Throw away any water used in humidifiers, Continuous Positive Airway Pressure (CPAP), oral, medical or healthcare devices, and rinse the device with clean water.
- Baby formula, food or drinks made with water during the DO NOT USE
Be sure you have thrown away any baby formula or other foods prepared with water during the incident. This includes drinks like Gatorade made with powder or concentrate.
- Water filters
Clean or change your water filter, or contact the filter manufacturer for more details.
- Water supplies for pets
Pets need clean water too. Be sure to empty all water bowls, bottles, or other water supplies for your pet. After flushing your water system, wash the pet bowl, bottle or other water supply. Then refill with tap water.

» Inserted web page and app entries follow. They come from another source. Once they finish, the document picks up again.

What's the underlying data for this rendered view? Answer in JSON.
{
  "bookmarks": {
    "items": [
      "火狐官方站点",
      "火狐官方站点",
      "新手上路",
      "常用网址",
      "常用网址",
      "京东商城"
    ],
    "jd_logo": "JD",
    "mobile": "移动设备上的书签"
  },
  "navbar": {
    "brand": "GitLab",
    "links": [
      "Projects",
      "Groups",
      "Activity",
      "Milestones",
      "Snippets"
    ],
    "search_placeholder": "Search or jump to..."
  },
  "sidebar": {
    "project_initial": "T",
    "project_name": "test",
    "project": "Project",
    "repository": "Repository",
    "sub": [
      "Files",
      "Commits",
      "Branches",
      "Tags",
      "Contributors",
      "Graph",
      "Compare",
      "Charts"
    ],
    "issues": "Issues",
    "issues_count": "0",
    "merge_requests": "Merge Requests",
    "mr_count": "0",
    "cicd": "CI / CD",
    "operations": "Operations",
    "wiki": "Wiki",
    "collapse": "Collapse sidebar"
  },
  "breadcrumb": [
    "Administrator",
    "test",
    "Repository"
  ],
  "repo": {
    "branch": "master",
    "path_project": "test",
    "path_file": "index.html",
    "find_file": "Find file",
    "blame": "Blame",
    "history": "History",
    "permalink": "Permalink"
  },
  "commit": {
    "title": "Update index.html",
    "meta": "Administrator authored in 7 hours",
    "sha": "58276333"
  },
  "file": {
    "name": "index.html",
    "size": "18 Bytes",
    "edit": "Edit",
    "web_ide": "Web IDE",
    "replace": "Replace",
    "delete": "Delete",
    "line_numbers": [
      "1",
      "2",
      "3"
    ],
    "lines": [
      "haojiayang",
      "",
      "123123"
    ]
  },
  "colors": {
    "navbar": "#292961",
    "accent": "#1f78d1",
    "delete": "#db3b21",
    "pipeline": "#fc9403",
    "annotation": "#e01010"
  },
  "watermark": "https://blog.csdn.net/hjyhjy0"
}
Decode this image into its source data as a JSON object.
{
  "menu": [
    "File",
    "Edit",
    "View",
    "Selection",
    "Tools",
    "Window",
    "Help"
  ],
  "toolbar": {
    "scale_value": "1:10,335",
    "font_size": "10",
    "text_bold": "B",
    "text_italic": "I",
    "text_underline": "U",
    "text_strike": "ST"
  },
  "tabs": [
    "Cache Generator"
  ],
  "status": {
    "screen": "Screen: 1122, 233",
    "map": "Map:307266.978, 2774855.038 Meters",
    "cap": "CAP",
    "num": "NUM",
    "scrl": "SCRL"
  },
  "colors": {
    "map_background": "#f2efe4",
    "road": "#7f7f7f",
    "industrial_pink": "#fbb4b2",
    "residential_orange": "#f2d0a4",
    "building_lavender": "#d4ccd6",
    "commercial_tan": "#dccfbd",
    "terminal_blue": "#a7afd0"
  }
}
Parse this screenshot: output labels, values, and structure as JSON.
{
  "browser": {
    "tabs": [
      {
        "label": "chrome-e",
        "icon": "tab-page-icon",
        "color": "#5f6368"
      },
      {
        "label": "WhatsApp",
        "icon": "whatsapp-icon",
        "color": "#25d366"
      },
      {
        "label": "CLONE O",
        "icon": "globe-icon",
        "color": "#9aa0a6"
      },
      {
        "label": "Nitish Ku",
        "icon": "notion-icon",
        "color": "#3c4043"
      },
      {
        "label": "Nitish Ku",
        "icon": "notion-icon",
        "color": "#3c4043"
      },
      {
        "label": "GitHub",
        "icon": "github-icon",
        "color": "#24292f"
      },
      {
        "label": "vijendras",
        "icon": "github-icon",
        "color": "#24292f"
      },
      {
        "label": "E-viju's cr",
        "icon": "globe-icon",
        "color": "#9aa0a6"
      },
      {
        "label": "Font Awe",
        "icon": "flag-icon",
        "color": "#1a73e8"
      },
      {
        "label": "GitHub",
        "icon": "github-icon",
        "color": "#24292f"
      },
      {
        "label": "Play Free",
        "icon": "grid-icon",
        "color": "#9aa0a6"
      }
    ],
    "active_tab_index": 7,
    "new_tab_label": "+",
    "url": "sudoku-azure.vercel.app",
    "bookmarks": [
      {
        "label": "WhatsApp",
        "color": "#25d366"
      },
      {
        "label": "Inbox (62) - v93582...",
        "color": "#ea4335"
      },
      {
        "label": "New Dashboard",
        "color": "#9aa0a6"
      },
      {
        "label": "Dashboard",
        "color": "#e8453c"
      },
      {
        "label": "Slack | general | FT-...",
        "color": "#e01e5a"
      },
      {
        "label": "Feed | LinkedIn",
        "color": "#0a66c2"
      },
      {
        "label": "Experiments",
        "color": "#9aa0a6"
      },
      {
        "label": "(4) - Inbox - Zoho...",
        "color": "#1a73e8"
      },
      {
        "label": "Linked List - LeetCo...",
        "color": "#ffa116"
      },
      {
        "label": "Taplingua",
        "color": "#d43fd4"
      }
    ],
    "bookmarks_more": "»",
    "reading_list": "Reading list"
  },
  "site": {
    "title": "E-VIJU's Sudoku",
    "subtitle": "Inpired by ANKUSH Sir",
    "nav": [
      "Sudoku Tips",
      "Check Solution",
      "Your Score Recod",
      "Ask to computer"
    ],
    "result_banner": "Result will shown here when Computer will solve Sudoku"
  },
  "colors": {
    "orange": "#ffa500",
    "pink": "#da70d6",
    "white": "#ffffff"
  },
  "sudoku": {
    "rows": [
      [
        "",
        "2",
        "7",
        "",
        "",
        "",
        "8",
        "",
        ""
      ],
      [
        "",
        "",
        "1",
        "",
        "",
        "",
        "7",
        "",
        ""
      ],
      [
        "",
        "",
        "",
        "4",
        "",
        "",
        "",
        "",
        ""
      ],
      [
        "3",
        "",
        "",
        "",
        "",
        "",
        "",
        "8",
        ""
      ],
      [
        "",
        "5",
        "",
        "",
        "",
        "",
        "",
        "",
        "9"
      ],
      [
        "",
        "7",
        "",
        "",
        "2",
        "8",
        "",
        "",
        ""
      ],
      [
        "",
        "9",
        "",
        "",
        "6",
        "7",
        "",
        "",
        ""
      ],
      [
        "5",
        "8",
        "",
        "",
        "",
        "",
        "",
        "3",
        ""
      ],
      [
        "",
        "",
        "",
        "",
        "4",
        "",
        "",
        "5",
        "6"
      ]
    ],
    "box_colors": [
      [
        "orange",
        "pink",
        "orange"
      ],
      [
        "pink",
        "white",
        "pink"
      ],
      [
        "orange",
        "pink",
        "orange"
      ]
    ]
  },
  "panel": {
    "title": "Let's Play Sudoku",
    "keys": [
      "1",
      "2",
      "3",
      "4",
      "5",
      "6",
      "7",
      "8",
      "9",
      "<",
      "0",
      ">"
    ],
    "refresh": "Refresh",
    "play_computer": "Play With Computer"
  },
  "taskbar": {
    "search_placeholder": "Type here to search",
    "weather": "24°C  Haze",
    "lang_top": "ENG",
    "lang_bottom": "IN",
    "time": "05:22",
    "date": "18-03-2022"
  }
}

Point of entry/point of use devices
(this may not apply to all customers)
If you have a Point of Entry water treatment system such as a water softener or filter, which all of the home’s water passes through before it enters the main plumbing system, you should consider the following general guidelines before completing your household plumbing flushing.
- Water Softeners
Household water softeners, which use a natural or synthetic resin material to exchange sodium for calcium and magnesium present in the water, should be manually regenerated before flushing your plumbing system. This will ensure that the softener resin has been backwashed and cleaned before flushing procedures begin.
If you are unsure of how to manually initiate a regeneration cycle, refer to your softener owner’s manual or call you equipment supplier for assistance.
- Sediment Filters
Household water filters usually fall in two basic categories:
- Pressure filters, which can be backwashed to clean
- Cartridge filters, which have a replaceable element or cartridge
If your home has a pressure filter that can be backwashed, you should initiate a manual backwash of the filter before proceeding with, and after completing, the flushing procedures.
If you have a whole house cartridge filter system, you should replace the cartridges after completing the flushing procedures.
- Point of use filters/treatment
If you have or use Point of Use filters, which are typically attached to your kitchen faucet you should replace the filter before using the faucet-connected unit. These filters require periodic replacement, making this an appropriate time.
- Reverse Osmosis
Reverse Osmosis drinking water treatment systems often have pre-filters, which you may want to replace before flushing the RO System. However, the actual Reverse Osmosis membrane module should not require replacement. If the manufacturer of the membrane suggests that you replace this part of the system you should ask them to give you the specific reasons why.
These instructions and tip provided by the Michigan Department of Environmental Quality (DEQ).